Corkey Trivia: Trick or Treats on Halloween
Back in the 60s, on Halloween, our neighborhood was filled with kids of all ages traveling from house to house dressed in all kinds of costumes, some scary, some cute, some clever. The pack of kids I roved with would chant, “Trick or Treat, smell my feet, give me something good to eat.” I recall how muffled it sounded and how steamy if felt from behind my store bought mask. Even back then I wondered, “Why are we doing this?” Fortunately, I did not have to look very far for the answer in those days. Obviously we did it to get as much free candy as possible! My giant jar of candy would last me for months.
At the time, I had no idea that Halloween descended from ancient Celtic traditions. A long time ago in Great Britain, the Celts celebrated their New Year Day on November 1st. It marked the start of their long dark, cold winter. It was a time associated with death. It was believed that on the day before the New Year, the curtain between the living and the dead was lifted, and spirits roamed the earth. People left offerings of food and wine outside their homes so that roving spirits would stop to eat and drink rather than attempt to enter. People believed that if they walked outside on Halloween, they would encounter ghosts. To avoid being recognized by these ghosts, they wore masks so that the ghosts would pay them no mind believing that they too were spirits.
Halloween was a time of ghosts, food, spells, and fortune telling. This special day, October 31, was known as Samhain before Pope Gregory III laid the groundwork for it to be called All-hallows-eve and eventually Halloween.
The begging for gifts of food or money descends from feudal times when lords of the manor gave such gifts to those under their protection at the start of the new year.
In Shakespeare’s time, “going a-souling” meant begging for small breads called “soul cakes” in exchange for their promise to pray for the family’s dead relatives.
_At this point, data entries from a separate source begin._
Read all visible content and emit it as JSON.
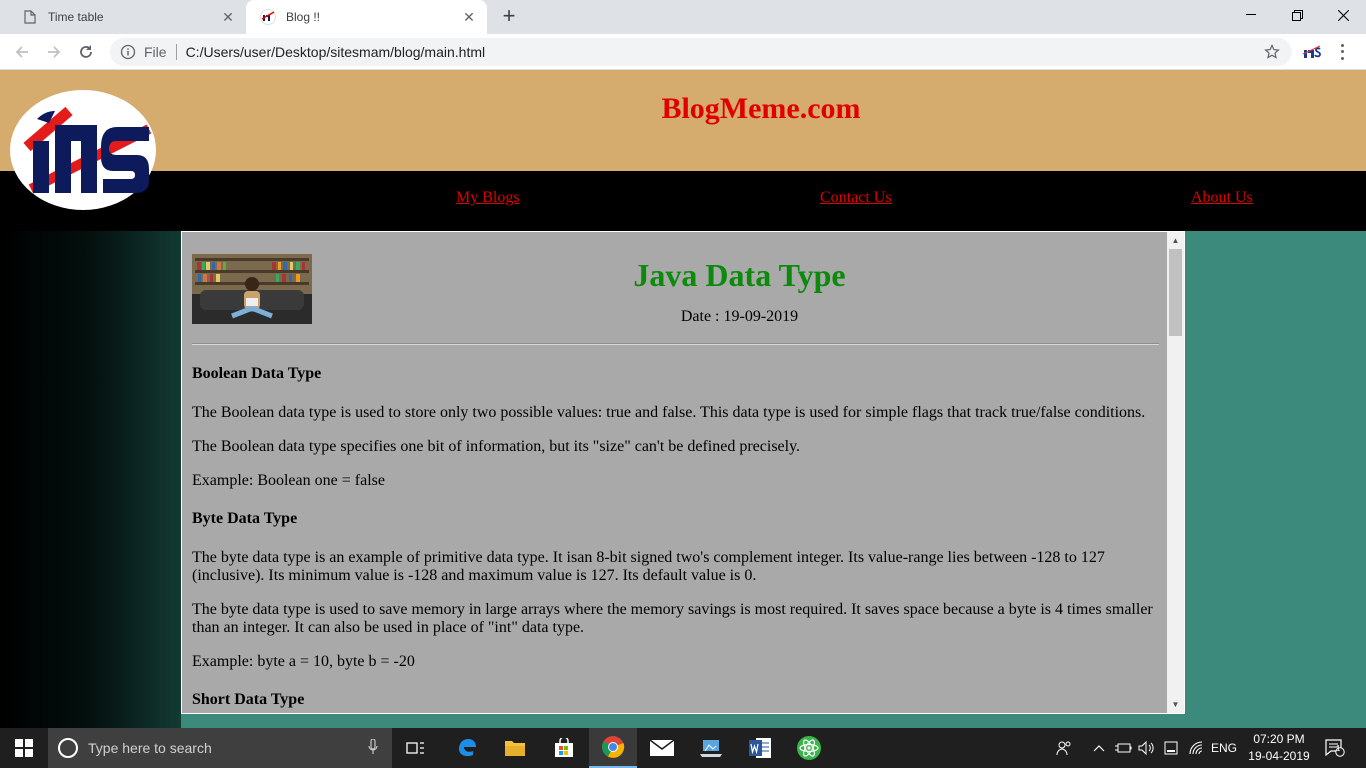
{
  "browser": {
    "tabs": [
      {
        "title": "Time table",
        "active": false
      },
      {
        "title": "Blog !!",
        "active": true
      }
    ],
    "address": {
      "scheme_label": "File",
      "url": "C:/Users/user/Desktop/sitesmam/blog/main.html"
    },
    "icons": [
      "back-icon",
      "forward-icon",
      "reload-icon",
      "info-icon",
      "star-icon",
      "extension-icon",
      "menu-icon",
      "minimize-icon",
      "restore-icon",
      "close-icon"
    ]
  },
  "site": {
    "title": "BlogMeme.com",
    "nav": [
      "My Blogs",
      "Contact Us",
      "About Us"
    ],
    "colors": {
      "header": "#d5ab6e",
      "title": "#e00000",
      "nav_bg": "#000000",
      "page_bg": "#3b8a7b",
      "post_title": "#0b8a0b",
      "content_bg": "#a9a9a9"
    }
  },
  "post": {
    "title": "Java Data Type",
    "date": "Date : 19-09-2019",
    "sections": [
      {
        "heading": "Boolean Data Type",
        "paragraphs": [
          "The Boolean data type is used to store only two possible values: true and false. This data type is used for simple flags that track true/false conditions.",
          "The Boolean data type specifies one bit of information, but its \"size\" can't be defined precisely.",
          "Example: Boolean one = false"
        ]
      },
      {
        "heading": "Byte Data Type",
        "paragraphs": [
          "The byte data type is an example of primitive data type. It isan 8-bit signed two's complement integer. Its value-range lies between -128 to 127 (inclusive). Its minimum value is -128 and maximum value is 127. Its default value is 0.",
          "The byte data type is used to save memory in large arrays where the memory savings is most required. It saves space because a byte is 4 times smaller than an integer. It can also be used in place of \"int\" data type.",
          "Example: byte a = 10, byte b = -20"
        ]
      },
      {
        "heading": "Short Data Type",
        "paragraphs": []
      }
    ]
  },
  "taskbar": {
    "search_placeholder": "Type here to search",
    "language": "ENG",
    "time": "07:20 PM",
    "date": "19-04-2019",
    "notification_count": "1",
    "apps": [
      "task-view-icon",
      "edge-icon",
      "file-explorer-icon",
      "store-icon",
      "chrome-icon",
      "mail-icon",
      "laptop-icon",
      "word-icon",
      "atom-icon"
    ]
  }
}
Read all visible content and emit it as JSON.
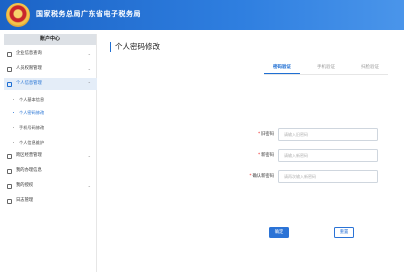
{
  "header": {
    "site_title": "国家税务总局广东省电子税务局"
  },
  "sidebar": {
    "heading": "账户中心",
    "items": [
      {
        "label": "企业信息查询",
        "icon": "building-icon",
        "has_children": true
      },
      {
        "label": "人员权限管理",
        "icon": "user-icon",
        "has_children": true
      },
      {
        "label": "个人信息管理",
        "icon": "profile-icon",
        "has_children": true,
        "active": true
      },
      {
        "label": "跨区经营管理",
        "icon": "document-icon",
        "has_children": true
      },
      {
        "label": "我的办理信息",
        "icon": "document-icon",
        "has_children": false
      },
      {
        "label": "我的授权",
        "icon": "key-icon",
        "has_children": true
      },
      {
        "label": "日志管理",
        "icon": "list-icon",
        "has_children": false
      }
    ],
    "submenu": [
      {
        "label": "个人基本信息",
        "active": false
      },
      {
        "label": "个人密码修改",
        "active": true
      },
      {
        "label": "手机号码修改",
        "active": false
      },
      {
        "label": "个人信息维护",
        "active": false
      }
    ]
  },
  "main": {
    "title": "个人密码修改",
    "tabs": [
      {
        "label": "密码验证",
        "active": true
      },
      {
        "label": "手机验证",
        "active": false
      },
      {
        "label": "扫脸验证",
        "active": false
      }
    ],
    "form": {
      "old_password": {
        "label": "旧密码",
        "placeholder": "请输入旧密码",
        "value": ""
      },
      "new_password": {
        "label": "新密码",
        "placeholder": "请输入新密码",
        "value": ""
      },
      "confirm_password": {
        "label": "确认新密码",
        "placeholder": "请再次输入新密码",
        "value": ""
      }
    },
    "buttons": {
      "confirm": "确定",
      "reset": "重置"
    }
  },
  "colors": {
    "header": "#1b63c6",
    "accent": "#1f6fd3",
    "sidebar_heading_bg": "#dde1e6",
    "active_menu_bg": "#e4edf8"
  }
}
This practice was eventually taken up by children who would visit the houses in their neighborhood and be given ale, food, and money (In England, Ale was considered a healthier beverage than water in those days.)
In colonial America, the dour Puritans did not support the celebration of Halloween in New England. Further south in Maryland and the Southern colonies it was celebrated more. The Irish potato famine of 1846 brought, not only Irish Soda Bread, but also the celebration of Halloween transplanted from Irish and English traditions. Americans began to dress up in costumes and travel from house to house asking for food or money. Eventually this would become known as trick-or-treating. It was actually Doris Hudson Moss who first coined the phrase in an article in American Home magazine in 1939.
A toast to the Irish, currently the second largest ethnic group in America. They helped to spread Halloween festivities across our country and give all us kids a chance at free candy. Gotta luv um.
The temptation is just too great; I must end with a wee Irish joke. An Irishman arrived at Boston’s Logon Airport with tears streaming down his cheeks. An airline employee asked him if he was homesick. “No” replied the Irishman. “ It’s worse, I’ve lost all me luggage.” “That’s terrible how did it happen?” “The cork fell out of me bottle.” Cheers!